Fighting the vibe of the décor, unfortunately, is the very rigid staff, who demands you order everything at once, which zags greatly from the dim sum norm. And my other big gripe with service is that there is zero thought put into the chronology and flow of your meal. Meaning, they bring you the dishes without any semblance of rhyme or reason. Some starters came after dim sum. Some of the dim sum came after our entrée. Heavy dishes came before lighter ones. And it definitely effects how you enjoy each dish.

So to help you forget about such annoying things, I recommend one of two cocktails, either the Le Club Hot with jalapeno infused tequila, smoked sea salt and cucumber- It’s spicy, smoky and goody. Or the refreshing Shiso Cucumber, which is a bit more typical with the whole gin and cucumber combo that you now find at every restaurant under the sun except McDonald’s, although it’s probably coming soon considering Taco Bell just started serving booze. Granted they do zazz it up a bit with shiso leaves, agave and lemon. The one drink to avoid, however, is the Bee’s Teas. It ain’t the knees. It’s disgusting. Made with chamomile infused bourbon, fig and basil. And while it may sound pretty good to you, it tastes like one of those herbal tonics you get from your acupuncturist, which are more painful to drink than falling off of the table and landing needle-side down.

Among the edible winners of the night, the best thing we had was a starter that actually came fourth, and should’ve been first or second, the kumamoto oysters with yuzu and meyer lemon ice. They were phenomenal! I could’ve downed a dozen of those without batting an eye.

My second favorite thing of the night might’ve been an Ultimate the more I reflect on it. The crab and eggplant bruschetta was just awesome. A twist on the typically boring crab toast, this one is served slightly warm and very complex with its nuanced blend of flavors and textures coming from things like kohlrabi slaw.

The waiter’s resounding recommendation, however, was the weakest dish we had, the spicy crispy beef (pictured). A total miss for me. And while it checked two out of three boxes, spicy and crispy, it left out the all-too-important third box, beefy! I felt like the little old lady from the Wendy’s commercials long ago. Where’s the beef? Because all I tasted were fried clusters of batter in Szechuan sauce. Tisk! Tisk!

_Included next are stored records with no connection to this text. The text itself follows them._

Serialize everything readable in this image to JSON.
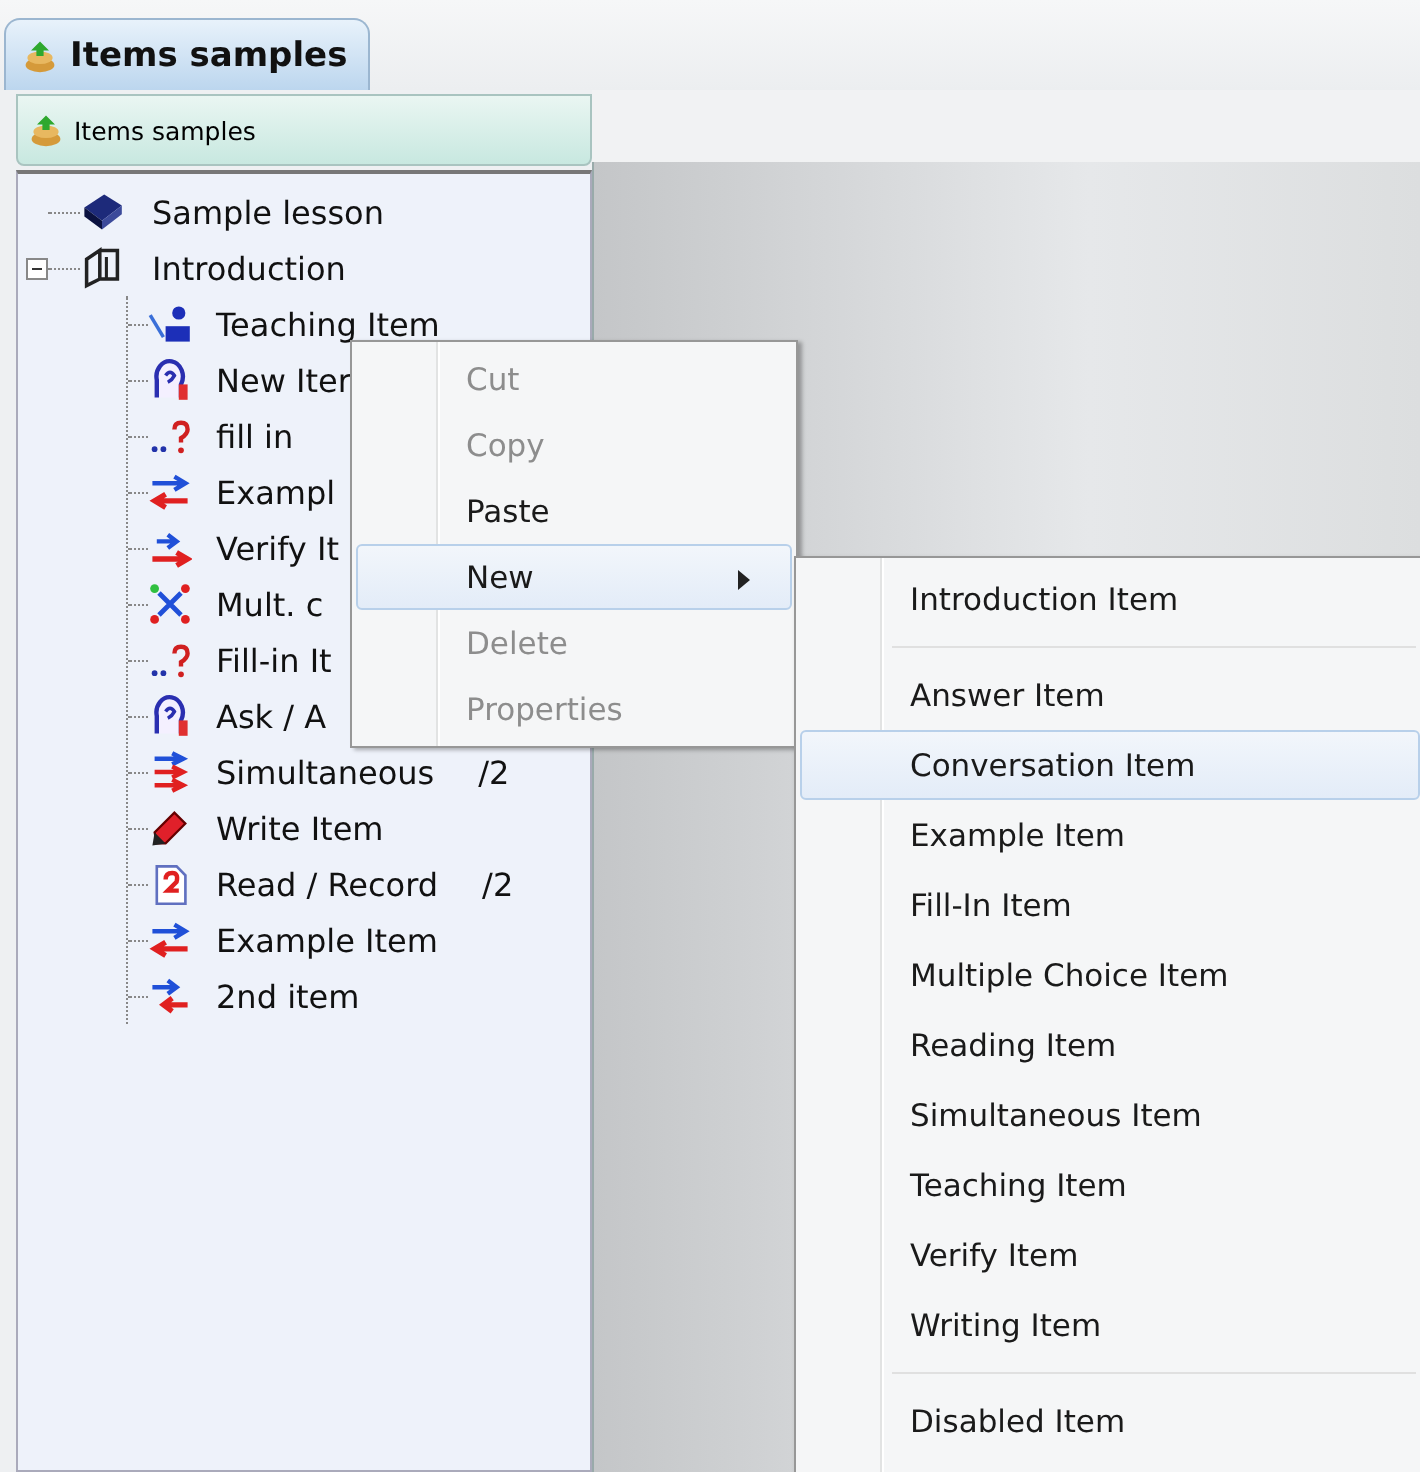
{
  "tab": {
    "label": "Items samples",
    "selected": true
  },
  "panel_header": {
    "label": "Items samples"
  },
  "tree": [
    {
      "label": "Sample lesson",
      "kind": "book"
    },
    {
      "label": "Introduction",
      "kind": "doors",
      "expanded": true,
      "children": [
        {
          "label": "Teaching Item",
          "kind": "teacher"
        },
        {
          "label": "New Iter",
          "kind": "head"
        },
        {
          "label": "fill in",
          "kind": "fillin"
        },
        {
          "label": "Exampl",
          "kind": "example"
        },
        {
          "label": "Verify It",
          "kind": "verify"
        },
        {
          "label": "Mult. c",
          "kind": "choice"
        },
        {
          "label": "Fill-in It",
          "kind": "fillin"
        },
        {
          "label": "Ask / A",
          "kind": "head"
        },
        {
          "label": "Simultaneous",
          "kind": "simul",
          "count": "/2"
        },
        {
          "label": "Write Item",
          "kind": "pencil"
        },
        {
          "label": "Read / Record",
          "kind": "read",
          "count": "/2"
        },
        {
          "label": "Example Item",
          "kind": "example"
        },
        {
          "label": "2nd item",
          "kind": "second"
        }
      ]
    }
  ],
  "context_menu": [
    {
      "label": "Cut",
      "disabled": true,
      "selected": false
    },
    {
      "label": "Copy",
      "disabled": true,
      "selected": false
    },
    {
      "label": "Paste",
      "disabled": false,
      "selected": false
    },
    {
      "label": "New",
      "disabled": false,
      "selected": true,
      "submenu": true
    },
    {
      "label": "Delete",
      "disabled": true,
      "selected": false
    },
    {
      "label": "Properties",
      "disabled": true,
      "selected": false
    }
  ],
  "submenu": [
    {
      "label": "Introduction Item",
      "selected": false
    },
    {
      "label": "Answer Item",
      "selected": false,
      "separator_before": true
    },
    {
      "label": "Conversation Item",
      "selected": true
    },
    {
      "label": "Example Item",
      "selected": false
    },
    {
      "label": "Fill-In Item",
      "selected": false
    },
    {
      "label": "Multiple Choice Item",
      "selected": false
    },
    {
      "label": "Reading Item",
      "selected": false
    },
    {
      "label": "Simultaneous Item",
      "selected": false
    },
    {
      "label": "Teaching Item",
      "selected": false
    },
    {
      "label": "Verify Item",
      "selected": false
    },
    {
      "label": "Writing Item",
      "selected": false
    },
    {
      "label": "Disabled Item",
      "selected": false,
      "separator_before": true
    }
  ]
}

Another dish I loved was the egg roll stuffed with Katz’s Deli pastrami, served with a spicy Asian mustard. Granted it’s probably the inner Jew in me talking, but oy was it good!

One of the most interesting dishes was the shitake, corn, jicama and roasted red pepper dumplings served with a chive shooter that when used as a chaser made each and every bite explode with contrast, not only of texture and flavor, but even temperature.

For our entrée, Wifey and I split the sautéed lobster, egg and chopped pork, which is easily enough for two people, and that’s about the only thing easy about it. Eating it is not. It’s messy as all hell and there are droves of chipped shell pieces in almost every bite, make it a bit hard to enjoy without looking like a Neanderthal. That said, the favors in the dish are very good, especially when you combine the egg, pork and lobster all in one bite, which is also easier said than done.

Come dessert we decided to lighten things up a bit (while also still getting dessert, because I’m a very weak man), opting for the key lime pie with key lime sorbet, which is good, but not great. The pie itself is a little too sweet for a key lime, so lucky for them, the sorbet is tart and refreshing enough to balance things out. The key (get it?) is to combine both so that it tastes like a key lime pie actually should. Or, if that’s too much work for you, then I recommend heading to The Dutch in Soho, instead, for what I would say is the epitome of Key lime pie perfection.

3 teeth